Soviet teleology in these terms is a ‘lunatic meta-narrative’,[ix] the disavowal of which is generally held to have been characteristic of late twentieth-century postmodernist thought. This fixation on an ‘end’ can be mapped onto music in the sense that the latter is temporally bounded or ‘framed’ in a similar fashion to historical or literary narrative. You could say of either musical or narrative content that it starts [here], travels [this way] through [these points], and ultimately ends [there] – or, alternatively, that it starts [here] doing [this], stays [there] doing [that], and repeats for [however long].
Thus, monumental time is outside the historical time of Soviet millennialism. If ‘post-’ is understood as ‘against-’ or ‘outside of-’, it follows that the temporality of this music is a post-utopian time.
Claire McGinn is a first year PhD student at the University of York (Music department), funded by WRoCAH. With the title ‘Ritual, time, and space in post-Soviet Baltic music’, she is studying music by composers from Estonia, Latvia, and Lithuania written from around 1991 to the present day. More generally, she is interested in exploring fundamental concepts like repetition and how these might function in music as reflections of the same phenomena as manifested in wider (historically- and culturally-inflected) spheres of art and thought.
[i] See John Shepherd, Music as Social Text (Cambridge, 1991).
[ii] For analysis of Baltic postcolonial literature and cultural thought (as well as the question of whether or not ‘postcolonial’ is an appropriate label in this context), see Violeta Kelertas (ed.), Baltic Postcolonialism (Amsterdam, 2006).
[iii] See Nicholas Till, Mozart and the Enlightenment (London, 1992).
[iv] Maire Jaanus, ‘Estonia’s Time and Monumental Time’, in Violeta Kelertas (ed.), Baltic Postcolonialism, (Amsterdam, 2006), pp. 219, 221.
[v] Maire Jaanus, ‘Estonia’s Time’, pp. 213-4. For more detail see Julia Kristeva, ‘Women’s Time’ (transl. Alice Jardine and Harry Blake). Signs 7/1 (1981): 13-35.
[vi] Brian Edwards, Theories of Play and Postmodern Fiction (London, 1998), pp. 86, 103-4, 126, 203; see also Jaanus ‘Estonia’s Time’.
[vii] Jaanus, ‘Estonia’s Time’, pp. 218-219; 221.

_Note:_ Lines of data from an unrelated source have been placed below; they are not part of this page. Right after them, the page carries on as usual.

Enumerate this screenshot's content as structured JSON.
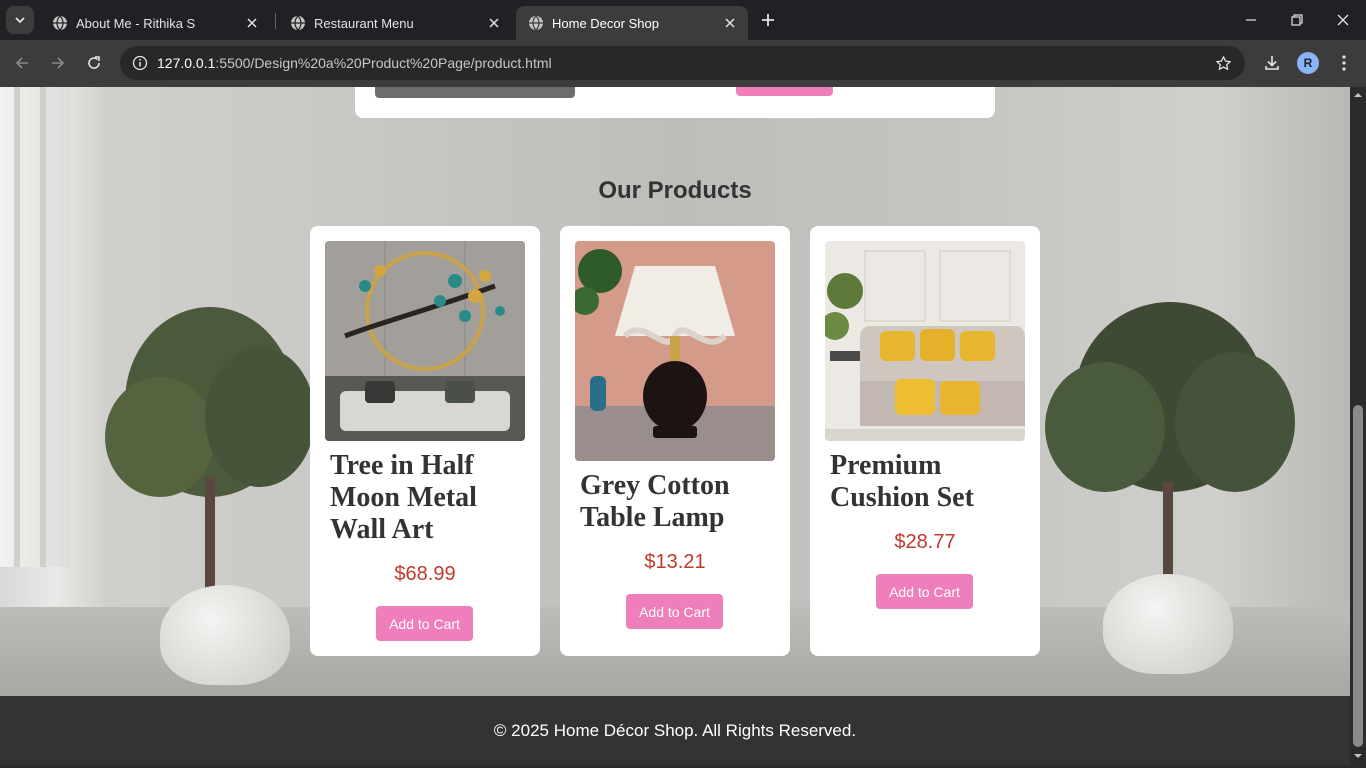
{
  "browser": {
    "tabs": [
      {
        "title": "About Me - Rithika S"
      },
      {
        "title": "Restaurant Menu"
      },
      {
        "title": "Home Decor Shop"
      }
    ],
    "url_host": "127.0.0.1",
    "url_path": ":5500/Design%20a%20Product%20Page/product.html",
    "profile_initial": "R"
  },
  "page": {
    "section_title": "Our Products",
    "products": [
      {
        "name": "Tree in Half Moon Metal Wall Art",
        "price": "$68.99",
        "button": "Add to Cart"
      },
      {
        "name": "Grey Cotton Table Lamp",
        "price": "$13.21",
        "button": "Add to Cart"
      },
      {
        "name": "Premium Cushion Set",
        "price": "$28.77",
        "button": "Add to Cart"
      }
    ],
    "footer": "© 2025 Home Décor Shop. All Rights Reserved."
  },
  "colors": {
    "accent_button": "#ee7fba",
    "price": "#c0392b",
    "footer_bg": "#333333"
  },
  "icons": [
    "tab-search-icon",
    "globe-icon",
    "close-icon",
    "plus-icon",
    "minimize-icon",
    "restore-icon",
    "window-close-icon",
    "back-icon",
    "forward-icon",
    "reload-icon",
    "info-icon",
    "star-icon",
    "download-icon",
    "menu-dots-icon"
  ]
}
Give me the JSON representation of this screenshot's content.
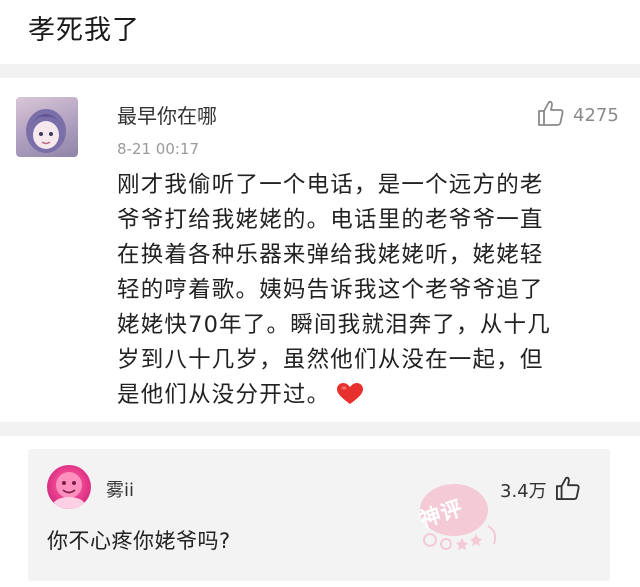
{
  "caption": "孝死我了",
  "comment": {
    "username": "最早你在哪",
    "timestamp": "8-21 00:17",
    "like_count": "4275",
    "text": "刚才我偷听了一个电话，是一个远方的老爷爷打给我姥姥的。电话里的老爷爷一直在换着各种乐器来弹给我姥姥听，姥姥轻轻的哼着歌。姨妈告诉我这个老爷爷追了姥姥快70年了。瞬间我就泪奔了，从十几岁到八十几岁，虽然他们从没在一起，但是他们从没分开过。",
    "text_lines": [
      "刚才我偷听了一个电话，是一个远方的老",
      "爷爷打给我姥姥的。电话里的老爷爷一直",
      "在换着各种乐器来弹给我姥姥听，姥姥轻",
      "轻的哼着歌。姨妈告诉我这个老爷爷追了",
      "姥姥快70年了。瞬间我就泪奔了，从十几",
      "岁到八十几岁，虽然他们从没在一起，但",
      "是他们从没分开过。"
    ]
  },
  "reply": {
    "username": "雾ii",
    "like_count": "3.4万",
    "text": "你不心疼你姥爷吗?",
    "stamp_label": "神评"
  },
  "colors": {
    "band": "#f2f2f2",
    "reply_box": "#f3f3f3",
    "heart": "#e8312f",
    "stamp": "#f3a9bf"
  },
  "icons": {
    "like": "thumbs-up-icon",
    "emoji": "red-heart-icon",
    "stamp": "hot-comment-stamp"
  }
}
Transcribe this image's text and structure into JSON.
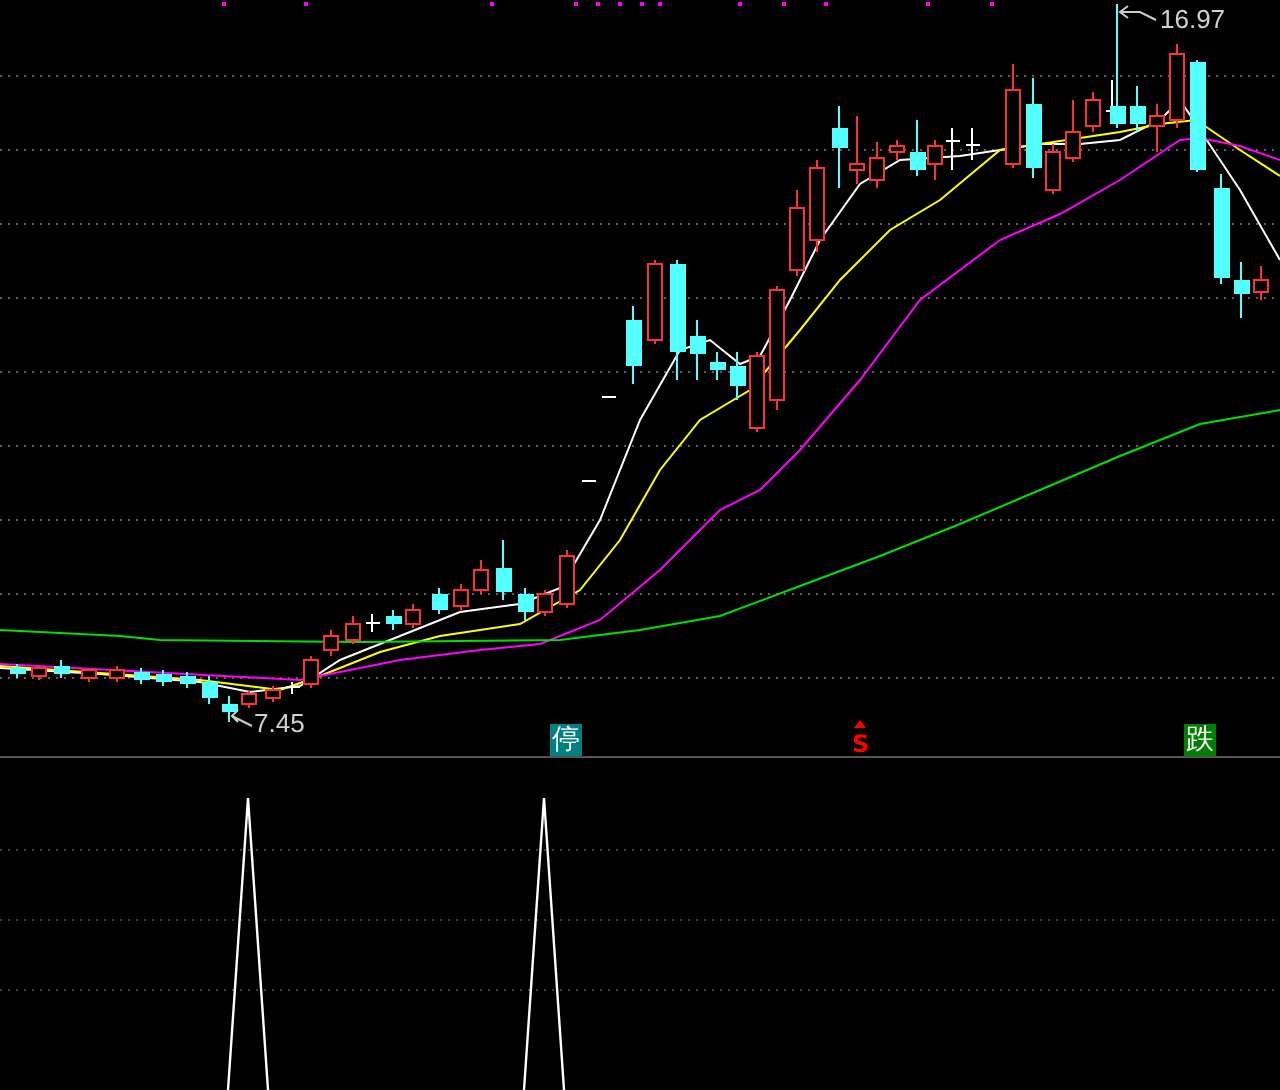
{
  "price_chart": {
    "high_label": "16.97",
    "low_label": "7.45",
    "signals": [
      {
        "label": "停",
        "kind": "badge",
        "color": "#008080"
      },
      {
        "label": "S",
        "kind": "arrow",
        "color": "#ff0000"
      },
      {
        "label": "跌",
        "kind": "badge",
        "color": "#008000"
      }
    ]
  }
}
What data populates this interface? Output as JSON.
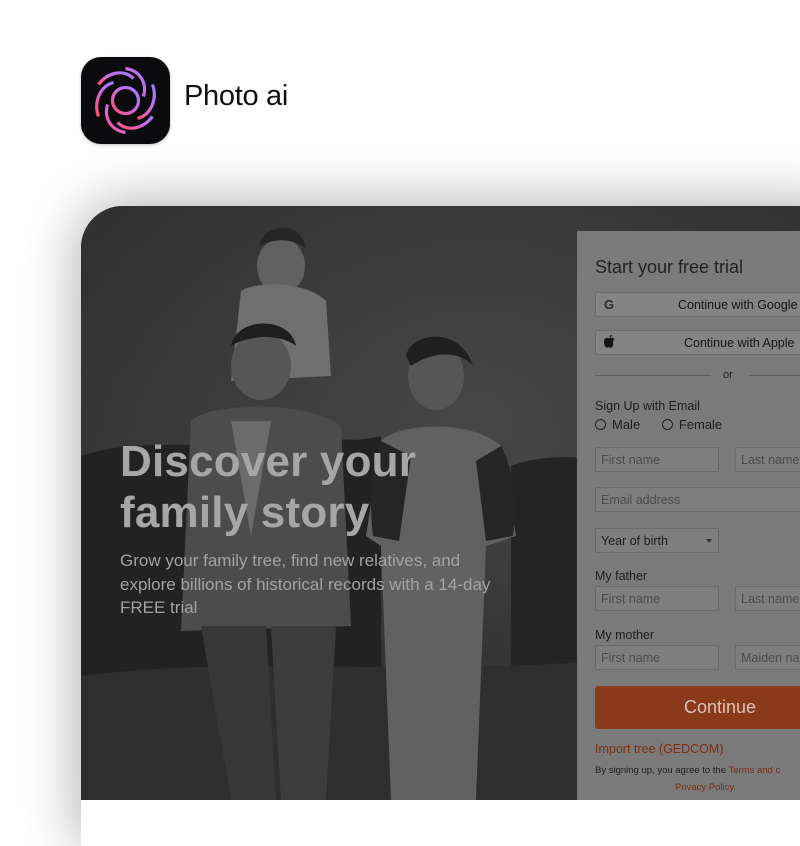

[viii] Arthur Versluis, The New Inquisitions: Heretic-hunting and the Intellectual Origins of Modern Totalitarianism (Oxford, 2006), pp. 58, 67, 88.
[ix] Ibid., p. 149.